---- Data to process
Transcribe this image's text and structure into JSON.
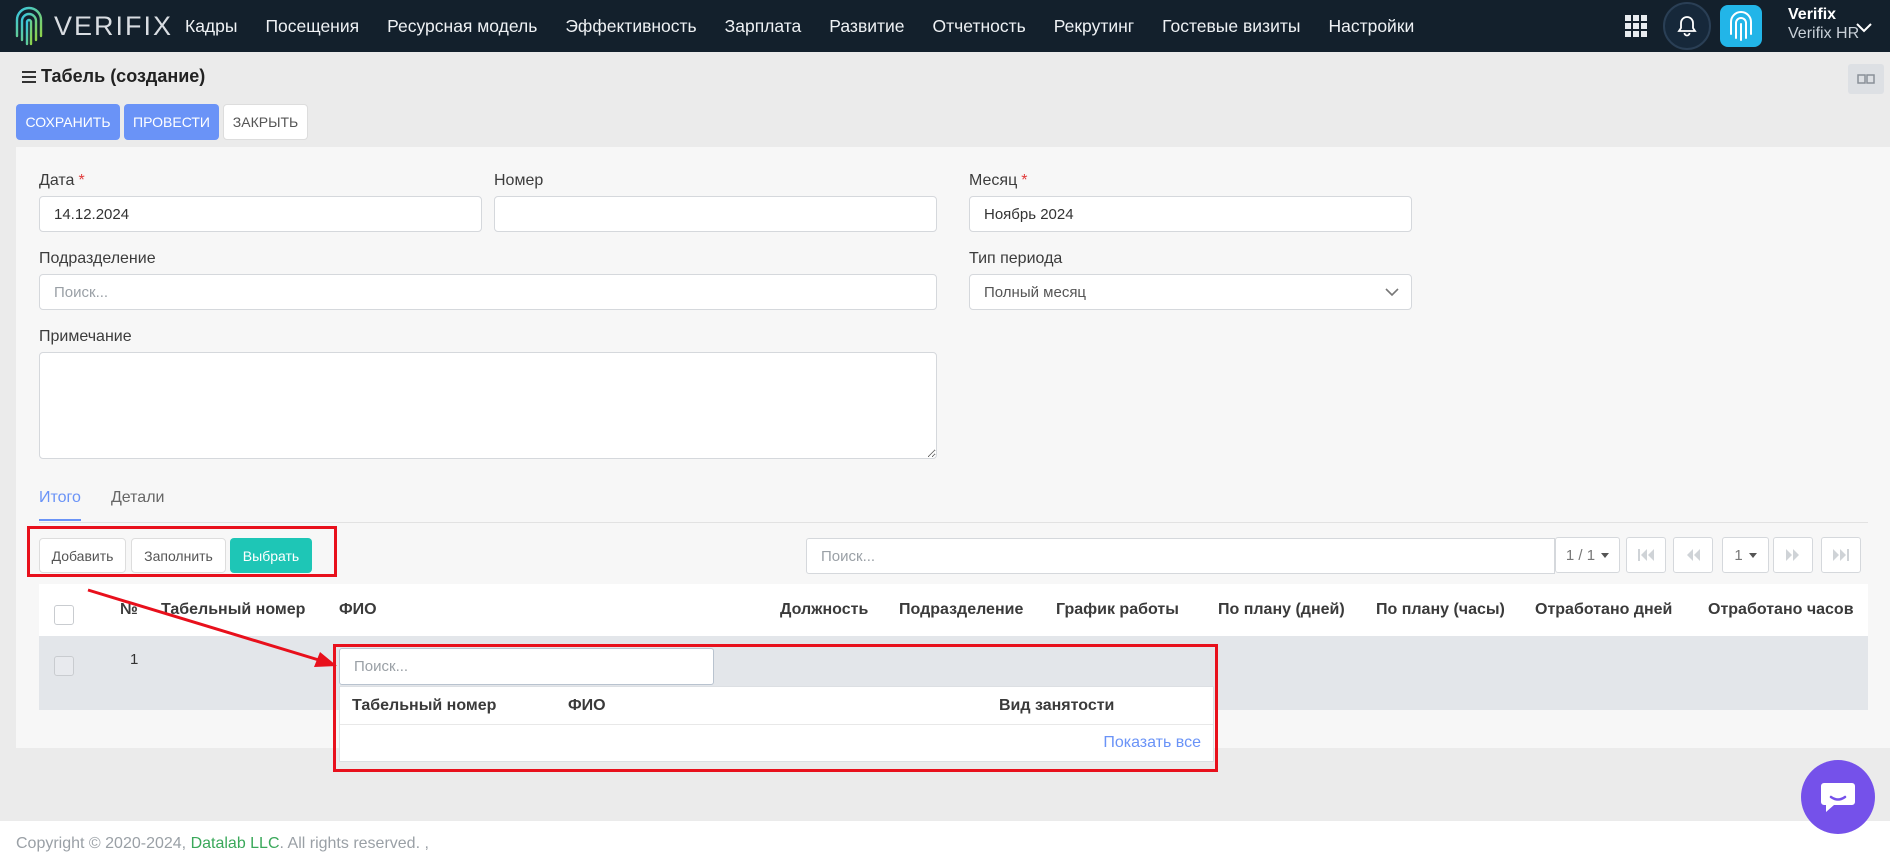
{
  "brand": {
    "name": "VERIFIX"
  },
  "nav": {
    "items": [
      "Кадры",
      "Посещения",
      "Ресурсная модель",
      "Эффективность",
      "Зарплата",
      "Развитие",
      "Отчетность",
      "Рекрутинг",
      "Гостевые визиты",
      "Настройки"
    ]
  },
  "user": {
    "name": "Verifix",
    "company": "Verifix HR"
  },
  "page": {
    "title": "Табель (создание)"
  },
  "toolbar": {
    "save": "СОХРАНИТЬ",
    "post": "ПРОВЕСТИ",
    "close": "ЗАКРЫТЬ"
  },
  "form": {
    "date_label": "Дата",
    "date_value": "14.12.2024",
    "number_label": "Номер",
    "number_value": "",
    "month_label": "Месяц",
    "month_value": "Ноябрь 2024",
    "required_mark": "*",
    "division_label": "Подразделение",
    "division_placeholder": "Поиск...",
    "period_type_label": "Тип периода",
    "period_type_value": "Полный месяц",
    "note_label": "Примечание",
    "note_value": ""
  },
  "tabs": [
    "Итого",
    "Детали"
  ],
  "actions": {
    "add": "Добавить",
    "fill": "Заполнить",
    "select": "Выбрать"
  },
  "table_search": {
    "placeholder": "Поиск..."
  },
  "pagination": {
    "pages": "1 / 1",
    "page_size": "1"
  },
  "table": {
    "columns": [
      "№",
      "Табельный номер",
      "ФИО",
      "Должность",
      "Подразделение",
      "График работы",
      "По плану (дней)",
      "По плану (часы)",
      "Отработано дней",
      "Отработано часов"
    ],
    "rows": [
      {
        "num": "1"
      }
    ]
  },
  "employee_dropdown": {
    "search_placeholder": "Поиск...",
    "columns": [
      "Табельный номер",
      "ФИО",
      "Вид занятости"
    ],
    "show_all": "Показать все"
  },
  "footer": {
    "prefix": "Copyright © 2020-2024, ",
    "company": "Datalab LLC",
    "suffix": ". All rights reserved. ,"
  },
  "colors": {
    "nav_bg": "#13202c",
    "primary": "#6a93f7",
    "teal": "#1ec6b6",
    "highlight": "#e8101c",
    "chat": "#7551ea",
    "link_green": "#3aa85a"
  }
}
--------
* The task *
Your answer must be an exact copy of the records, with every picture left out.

* Solution to the exercise *
Transcribe this image's text and structure into JSON.
{
  "brand": {
    "name": "VERIFIX"
  },
  "nav": {
    "items": [
      "Кадры",
      "Посещения",
      "Ресурсная модель",
      "Эффективность",
      "Зарплата",
      "Развитие",
      "Отчетность",
      "Рекрутинг",
      "Гостевые визиты",
      "Настройки"
    ]
  },
  "user": {
    "name": "Verifix",
    "company": "Verifix HR"
  },
  "page": {
    "title": "Табель (создание)"
  },
  "toolbar": {
    "save": "СОХРАНИТЬ",
    "post": "ПРОВЕСТИ",
    "close": "ЗАКРЫТЬ"
  },
  "form": {
    "date_label": "Дата",
    "date_value": "14.12.2024",
    "number_label": "Номер",
    "number_value": "",
    "month_label": "Месяц",
    "month_value": "Ноябрь 2024",
    "required_mark": "*",
    "division_label": "Подразделение",
    "division_placeholder": "Поиск...",
    "period_type_label": "Тип периода",
    "period_type_value": "Полный месяц",
    "note_label": "Примечание",
    "note_value": ""
  },
  "tabs": [
    "Итого",
    "Детали"
  ],
  "actions": {
    "add": "Добавить",
    "fill": "Заполнить",
    "select": "Выбрать"
  },
  "table_search": {
    "placeholder": "Поиск..."
  },
  "pagination": {
    "pages": "1 / 1",
    "page_size": "1"
  },
  "table": {
    "columns": [
      "№",
      "Табельный номер",
      "ФИО",
      "Должность",
      "Подразделение",
      "График работы",
      "По плану (дней)",
      "По плану (часы)",
      "Отработано дней",
      "Отработано часов"
    ],
    "rows": [
      {
        "num": "1"
      }
    ]
  },
  "employee_dropdown": {
    "search_placeholder": "Поиск...",
    "columns": [
      "Табельный номер",
      "ФИО",
      "Вид занятости"
    ],
    "show_all": "Показать все"
  },
  "footer": {
    "prefix": "Copyright © 2020-2024, ",
    "company": "Datalab LLC",
    "suffix": ". All rights reserved. ,"
  },
  "colors": {
    "nav_bg": "#13202c",
    "primary": "#6a93f7",
    "teal": "#1ec6b6",
    "highlight": "#e8101c",
    "chat": "#7551ea",
    "link_green": "#3aa85a"
  }
}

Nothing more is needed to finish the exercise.